# [Exercise prompt]
Pictures do not belong in the copy; print every entry exactly as it stands.

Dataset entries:
┄┄┄┄┄┄
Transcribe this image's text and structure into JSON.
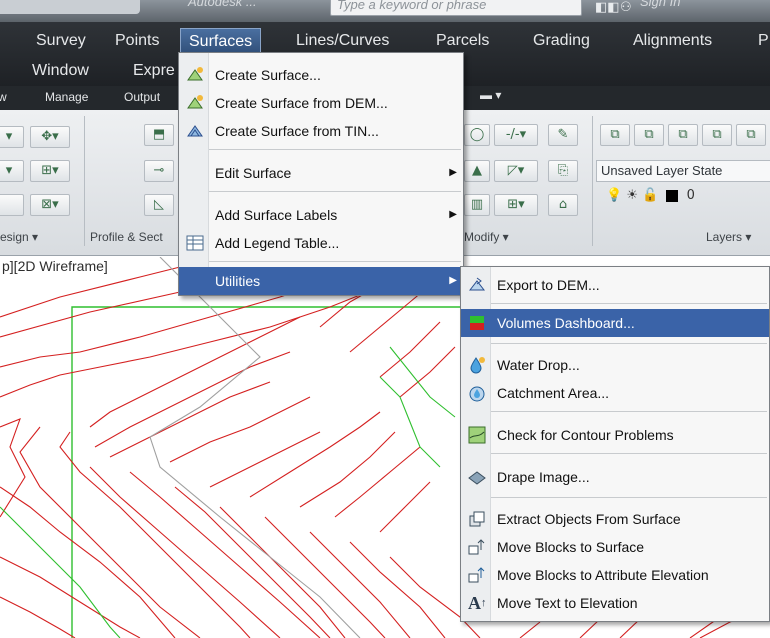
{
  "titlebar": {
    "ghost_text": "Autodesk ...",
    "search_placeholder": "Type a keyword or phrase",
    "sign_in": "Sign In"
  },
  "menubar": {
    "items": [
      "Survey",
      "Points",
      "Surfaces",
      "Lines/Curves",
      "Parcels",
      "Grading",
      "Alignments",
      "P",
      "Window",
      "Expre"
    ],
    "active": "Surfaces"
  },
  "ribbon": {
    "tabs": [
      "w",
      "Manage",
      "Output"
    ],
    "panels": [
      "esign ▾",
      "Profile & Sect",
      "Modify ▾",
      "Layers ▾"
    ],
    "layer_state": "Unsaved Layer State",
    "layer_value": "0"
  },
  "viewport_label": "p][2D Wireframe]",
  "surfaces_menu": {
    "items": [
      {
        "label": "Create Surface...",
        "icon": "create-surface-icon"
      },
      {
        "label": "Create Surface from DEM...",
        "icon": "surface-from-dem-icon"
      },
      {
        "label": "Create Surface from TIN...",
        "icon": "surface-from-tin-icon"
      },
      {
        "label": "Edit Surface",
        "icon": "",
        "submenu": true
      },
      {
        "label": "Add Surface Labels",
        "icon": "",
        "submenu": true
      },
      {
        "label": "Add Legend Table...",
        "icon": "legend-table-icon"
      },
      {
        "label": "Utilities",
        "icon": "",
        "submenu": true,
        "highlighted": true
      }
    ]
  },
  "utilities_menu": {
    "items": [
      {
        "label": "Export to DEM...",
        "icon": "export-dem-icon"
      },
      {
        "label": "Volumes Dashboard...",
        "icon": "volumes-dashboard-icon",
        "highlighted": true
      },
      {
        "label": "Water Drop...",
        "icon": "water-drop-icon"
      },
      {
        "label": "Catchment Area...",
        "icon": "catchment-area-icon"
      },
      {
        "label": "Check for Contour Problems",
        "icon": "check-contour-icon"
      },
      {
        "label": "Drape Image...",
        "icon": "drape-image-icon"
      },
      {
        "label": "Extract Objects From Surface",
        "icon": "extract-objects-icon"
      },
      {
        "label": "Move Blocks to Surface",
        "icon": "move-blocks-icon"
      },
      {
        "label": "Move Blocks to Attribute Elevation",
        "icon": "move-blocks-attr-icon"
      },
      {
        "label": "Move Text to Elevation",
        "icon": "move-text-icon"
      }
    ]
  },
  "colors": {
    "highlight": "#3a63a8",
    "contour_major": "#d42020",
    "contour_green": "#2fbf2f",
    "contour_gray": "#a0a0a0"
  }
}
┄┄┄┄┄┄
# [Solution to this task]
Transcribe this image's text and structure into JSON.
{
  "titlebar": {
    "ghost_text": "Autodesk ...",
    "search_placeholder": "Type a keyword or phrase",
    "sign_in": "Sign In"
  },
  "menubar": {
    "items": [
      "Survey",
      "Points",
      "Surfaces",
      "Lines/Curves",
      "Parcels",
      "Grading",
      "Alignments",
      "P",
      "Window",
      "Expre"
    ],
    "active": "Surfaces"
  },
  "ribbon": {
    "tabs": [
      "w",
      "Manage",
      "Output"
    ],
    "panels": [
      "esign ▾",
      "Profile & Sect",
      "Modify ▾",
      "Layers ▾"
    ],
    "layer_state": "Unsaved Layer State",
    "layer_value": "0"
  },
  "viewport_label": "p][2D Wireframe]",
  "surfaces_menu": {
    "items": [
      {
        "label": "Create Surface...",
        "icon": "create-surface-icon"
      },
      {
        "label": "Create Surface from DEM...",
        "icon": "surface-from-dem-icon"
      },
      {
        "label": "Create Surface from TIN...",
        "icon": "surface-from-tin-icon"
      },
      {
        "label": "Edit Surface",
        "icon": "",
        "submenu": true
      },
      {
        "label": "Add Surface Labels",
        "icon": "",
        "submenu": true
      },
      {
        "label": "Add Legend Table...",
        "icon": "legend-table-icon"
      },
      {
        "label": "Utilities",
        "icon": "",
        "submenu": true,
        "highlighted": true
      }
    ]
  },
  "utilities_menu": {
    "items": [
      {
        "label": "Export to DEM...",
        "icon": "export-dem-icon"
      },
      {
        "label": "Volumes Dashboard...",
        "icon": "volumes-dashboard-icon",
        "highlighted": true
      },
      {
        "label": "Water Drop...",
        "icon": "water-drop-icon"
      },
      {
        "label": "Catchment Area...",
        "icon": "catchment-area-icon"
      },
      {
        "label": "Check for Contour Problems",
        "icon": "check-contour-icon"
      },
      {
        "label": "Drape Image...",
        "icon": "drape-image-icon"
      },
      {
        "label": "Extract Objects From Surface",
        "icon": "extract-objects-icon"
      },
      {
        "label": "Move Blocks to Surface",
        "icon": "move-blocks-icon"
      },
      {
        "label": "Move Blocks to Attribute Elevation",
        "icon": "move-blocks-attr-icon"
      },
      {
        "label": "Move Text to Elevation",
        "icon": "move-text-icon"
      }
    ]
  },
  "colors": {
    "highlight": "#3a63a8",
    "contour_major": "#d42020",
    "contour_green": "#2fbf2f",
    "contour_gray": "#a0a0a0"
  }
}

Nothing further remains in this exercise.